This third chart shows me at rest, you can call this meditating if you want. Taking time out, just being there, and nowness all work just as well for me. The point is that when I take time out like this, it clearly has a markedly different affect on me than regular work and/or taking a break in the way I used to. In this case you can see my heart rate variability is much smoother, and the scale on the blue graph is north of 300. You can see the ideal zone I pointed out in the first chart too – this time I’m right in the middle.

When I return to work from meditating, or taking time out, what I notice is I am able to carry this sense of coherence with me a while. I am more focused and I get stuff done. Sure – as I get more and more stuck into work and the general distractions around me – this condition deteriorates, and I can choose to go back and top it up from time to time if I want.

In my talk at Workplace Trends I’ll delve into the subject in more detail. I only have a few minutes to do so, which is partly why I thought it would be useful to share this information here and now – so you can look at it in your own time. This is one aspect of an emerging experiment – I’ve only been checking in with myself for the past 270 odd days, so everything still feels new and very uncertain at times. If you want to ask me anything about my experience so far – feel free to do so and I will do my best to respond usefully.

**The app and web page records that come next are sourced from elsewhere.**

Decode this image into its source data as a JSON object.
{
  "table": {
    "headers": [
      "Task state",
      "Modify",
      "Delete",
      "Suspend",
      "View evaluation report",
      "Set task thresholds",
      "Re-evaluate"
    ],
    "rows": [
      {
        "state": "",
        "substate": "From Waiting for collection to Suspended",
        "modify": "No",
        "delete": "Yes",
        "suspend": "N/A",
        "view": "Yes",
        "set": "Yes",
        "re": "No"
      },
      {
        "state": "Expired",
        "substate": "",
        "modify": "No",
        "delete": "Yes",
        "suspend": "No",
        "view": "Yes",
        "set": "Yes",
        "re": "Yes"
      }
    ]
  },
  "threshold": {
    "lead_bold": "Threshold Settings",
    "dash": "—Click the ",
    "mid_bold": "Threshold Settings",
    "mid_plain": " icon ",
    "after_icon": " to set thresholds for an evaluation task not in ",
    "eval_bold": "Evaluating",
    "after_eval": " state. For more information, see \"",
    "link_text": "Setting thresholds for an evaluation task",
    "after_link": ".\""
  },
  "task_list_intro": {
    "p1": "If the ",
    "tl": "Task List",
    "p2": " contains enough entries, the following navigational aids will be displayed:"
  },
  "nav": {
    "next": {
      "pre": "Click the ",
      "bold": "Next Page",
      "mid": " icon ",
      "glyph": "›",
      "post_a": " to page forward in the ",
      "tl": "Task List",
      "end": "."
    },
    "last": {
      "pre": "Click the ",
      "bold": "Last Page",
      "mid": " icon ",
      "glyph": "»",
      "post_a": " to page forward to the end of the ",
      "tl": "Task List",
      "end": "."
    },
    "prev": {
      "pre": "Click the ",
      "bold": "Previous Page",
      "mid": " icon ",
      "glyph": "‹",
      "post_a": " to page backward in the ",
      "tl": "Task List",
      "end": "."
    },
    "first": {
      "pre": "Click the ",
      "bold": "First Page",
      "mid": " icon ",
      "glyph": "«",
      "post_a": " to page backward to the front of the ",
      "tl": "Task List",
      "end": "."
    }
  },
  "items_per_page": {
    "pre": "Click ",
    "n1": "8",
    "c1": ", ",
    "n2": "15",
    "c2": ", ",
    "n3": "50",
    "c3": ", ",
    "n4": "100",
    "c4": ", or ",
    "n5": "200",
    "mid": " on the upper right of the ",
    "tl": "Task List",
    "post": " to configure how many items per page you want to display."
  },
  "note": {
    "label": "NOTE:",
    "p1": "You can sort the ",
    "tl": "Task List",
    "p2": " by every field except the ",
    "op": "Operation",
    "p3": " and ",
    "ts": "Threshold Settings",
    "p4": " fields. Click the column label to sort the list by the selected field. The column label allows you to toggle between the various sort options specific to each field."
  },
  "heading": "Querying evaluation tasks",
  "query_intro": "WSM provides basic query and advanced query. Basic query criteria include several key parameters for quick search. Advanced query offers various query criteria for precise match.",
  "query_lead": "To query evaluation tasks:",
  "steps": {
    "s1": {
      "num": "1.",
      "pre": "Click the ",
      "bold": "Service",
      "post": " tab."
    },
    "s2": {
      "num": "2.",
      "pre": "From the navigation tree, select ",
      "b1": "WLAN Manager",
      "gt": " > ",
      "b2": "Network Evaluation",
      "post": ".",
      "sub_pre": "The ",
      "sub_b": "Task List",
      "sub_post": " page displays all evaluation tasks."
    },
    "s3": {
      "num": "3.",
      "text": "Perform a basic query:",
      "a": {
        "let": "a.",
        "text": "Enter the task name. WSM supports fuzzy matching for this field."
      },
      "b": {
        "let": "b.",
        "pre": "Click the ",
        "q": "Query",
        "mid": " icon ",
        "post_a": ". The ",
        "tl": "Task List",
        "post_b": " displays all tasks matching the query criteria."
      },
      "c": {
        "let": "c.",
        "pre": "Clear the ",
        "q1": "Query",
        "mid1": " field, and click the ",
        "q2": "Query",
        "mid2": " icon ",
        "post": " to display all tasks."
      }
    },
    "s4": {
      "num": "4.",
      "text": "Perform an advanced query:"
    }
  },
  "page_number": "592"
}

Intention Deficit Disorder

Yesterday I started an experiment to carry out a random act of kindness every day for 30 days. I was unsure how to kick the process off – and while at the post office, I bought a little something for Carole and Keira. When I headed into London later, I left the gift waiting for them at home, along with a hand made card.

My reason for travelling to London was to catch up with friends gathering to celebrate a new adventure for the very lovely Ollie Baxter. I’d previously made some art to reflect the idea of changes at work, which I packaged up and gave to Ollie, who took the envelope, thanked me and said he’d open it later. On the way to the party I offered my seat to someone on the train who smiled broadly and politely declined. On the way back from the party I offered round a bag of sweets to fellow train passengers, all of whom smiled, and politely declined.

I sat pondering my day. At that time I’d not received any acknowledgment for the gift I left at home for the girls. The gift I’d given at the party had remained unseen in its envelope. No one wanted my train seat, or a share in my sweets. I felt odd about all this until it struck me that my intention was in completely the wrong place. I’d been doing all this stuff with some expectation of satisfying myself, not those around me.

To the extent that altruism is defined as ‘disinterested and selfless concern for the well-being of others’, I am not sure it exists, by which I mean that the act of giving creates beneficial feedback for the giver as well as any positives which passes to the receiver. That said, I feel I’m off to a bad start and I need to put my own expectations into a different place. I’m going to leave the word ‘random’ out of the equation from now on – this is an intentional process after all.

Day two of the experiment beckons, and with it a chance to relax, let go, and just be kind.

Experiments in Wellbeing – Acts of Kindness

Ty Sullivan is one of my friends over in the USA. Today, he and others are starting a 30 day random acts of kindness pledge. Ty is inviting others to join in, optionally using the hashtag #OneGoodThing. Having previously enjoyed the #100HappyDays and the #RWRunStreak experiments, I’m going to give this one a go too, and yes, I know, signing up for something like this does take some of the ‘random’ out of random acts of kindness.

I’m curious to learn how I get along with this – although I enjoy giving I frequently find myself wrestling with kindness. I’ll keep you posted, and if you fancy giving it a go and sharing your experience too – that would be great.